### Assigned task
Print out the records below with nothing altered.

Dataset rows for apps and sites
..............................
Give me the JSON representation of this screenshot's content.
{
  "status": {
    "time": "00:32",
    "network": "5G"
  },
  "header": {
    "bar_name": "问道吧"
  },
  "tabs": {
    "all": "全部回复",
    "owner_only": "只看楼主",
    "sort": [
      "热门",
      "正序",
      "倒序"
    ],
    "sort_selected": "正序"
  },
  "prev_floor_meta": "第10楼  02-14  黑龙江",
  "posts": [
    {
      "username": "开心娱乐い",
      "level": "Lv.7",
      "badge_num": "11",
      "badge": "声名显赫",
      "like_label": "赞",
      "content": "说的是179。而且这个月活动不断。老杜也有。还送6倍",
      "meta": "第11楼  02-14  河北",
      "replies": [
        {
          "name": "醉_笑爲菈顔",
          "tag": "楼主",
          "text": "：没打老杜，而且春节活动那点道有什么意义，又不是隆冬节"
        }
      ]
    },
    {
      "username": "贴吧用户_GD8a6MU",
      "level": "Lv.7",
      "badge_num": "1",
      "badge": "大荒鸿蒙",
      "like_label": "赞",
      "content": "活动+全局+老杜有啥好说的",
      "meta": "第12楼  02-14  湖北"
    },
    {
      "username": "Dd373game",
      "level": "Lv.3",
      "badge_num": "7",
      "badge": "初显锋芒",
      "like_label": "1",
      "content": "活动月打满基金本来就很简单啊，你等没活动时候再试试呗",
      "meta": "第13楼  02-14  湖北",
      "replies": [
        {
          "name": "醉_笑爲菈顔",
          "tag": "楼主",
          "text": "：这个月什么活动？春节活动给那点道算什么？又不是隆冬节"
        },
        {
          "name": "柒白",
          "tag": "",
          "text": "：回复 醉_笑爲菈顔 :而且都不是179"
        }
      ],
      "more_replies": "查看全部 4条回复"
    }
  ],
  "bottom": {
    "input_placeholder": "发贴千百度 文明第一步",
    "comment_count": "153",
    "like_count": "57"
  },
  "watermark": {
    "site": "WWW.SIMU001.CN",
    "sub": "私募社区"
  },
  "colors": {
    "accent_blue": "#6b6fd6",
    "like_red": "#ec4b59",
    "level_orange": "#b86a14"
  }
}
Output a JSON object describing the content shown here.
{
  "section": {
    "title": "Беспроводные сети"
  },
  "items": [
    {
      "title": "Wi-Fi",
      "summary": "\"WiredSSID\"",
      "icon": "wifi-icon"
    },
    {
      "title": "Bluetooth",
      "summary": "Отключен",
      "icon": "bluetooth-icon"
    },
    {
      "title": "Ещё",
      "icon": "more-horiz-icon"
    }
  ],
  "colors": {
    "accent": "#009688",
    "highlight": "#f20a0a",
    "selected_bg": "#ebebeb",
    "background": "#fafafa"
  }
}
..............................
### Exercise result
Give me the JSON representation of this screenshot's content.
{
  "status": {
    "time": "00:32",
    "network": "5G"
  },
  "header": {
    "bar_name": "问道吧"
  },
  "tabs": {
    "all": "全部回复",
    "owner_only": "只看楼主",
    "sort": [
      "热门",
      "正序",
      "倒序"
    ],
    "sort_selected": "正序"
  },
  "prev_floor_meta": "第10楼  02-14  黑龙江",
  "posts": [
    {
      "username": "开心娱乐い",
      "level": "Lv.7",
      "badge_num": "11",
      "badge": "声名显赫",
      "like_label": "赞",
      "content": "说的是179。而且这个月活动不断。老杜也有。还送6倍",
      "meta": "第11楼  02-14  河北",
      "replies": [
        {
          "name": "醉_笑爲菈顔",
          "tag": "楼主",
          "text": "：没打老杜，而且春节活动那点道有什么意义，又不是隆冬节"
        }
      ]
    },
    {
      "username": "贴吧用户_GD8a6MU",
      "level": "Lv.7",
      "badge_num": "1",
      "badge": "大荒鸿蒙",
      "like_label": "赞",
      "content": "活动+全局+老杜有啥好说的",
      "meta": "第12楼  02-14  湖北"
    },
    {
      "username": "Dd373game",
      "level": "Lv.3",
      "badge_num": "7",
      "badge": "初显锋芒",
      "like_label": "1",
      "content": "活动月打满基金本来就很简单啊，你等没活动时候再试试呗",
      "meta": "第13楼  02-14  湖北",
      "replies": [
        {
          "name": "醉_笑爲菈顔",
          "tag": "楼主",
          "text": "：这个月什么活动？春节活动给那点道算什么？又不是隆冬节"
        },
        {
          "name": "柒白",
          "tag": "",
          "text": "：回复 醉_笑爲菈顔 :而且都不是179"
        }
      ],
      "more_replies": "查看全部 4条回复"
    }
  ],
  "bottom": {
    "input_placeholder": "发贴千百度 文明第一步",
    "comment_count": "153",
    "like_count": "57"
  },
  "watermark": {
    "site": "WWW.SIMU001.CN",
    "sub": "私募社区"
  },
  "colors": {
    "accent_blue": "#6b6fd6",
    "like_red": "#ec4b59",
    "level_orange": "#b86a14"
  }
}
Output a JSON object describing the content shown here.
{
  "section": {
    "title": "Беспроводные сети"
  },
  "items": [
    {
      "title": "Wi-Fi",
      "summary": "\"WiredSSID\"",
      "icon": "wifi-icon"
    },
    {
      "title": "Bluetooth",
      "summary": "Отключен",
      "icon": "bluetooth-icon"
    },
    {
      "title": "Ещё",
      "icon": "more-horiz-icon"
    }
  ],
  "colors": {
    "accent": "#009688",
    "highlight": "#f20a0a",
    "selected_bg": "#ebebeb",
    "background": "#fafafa"
  }
}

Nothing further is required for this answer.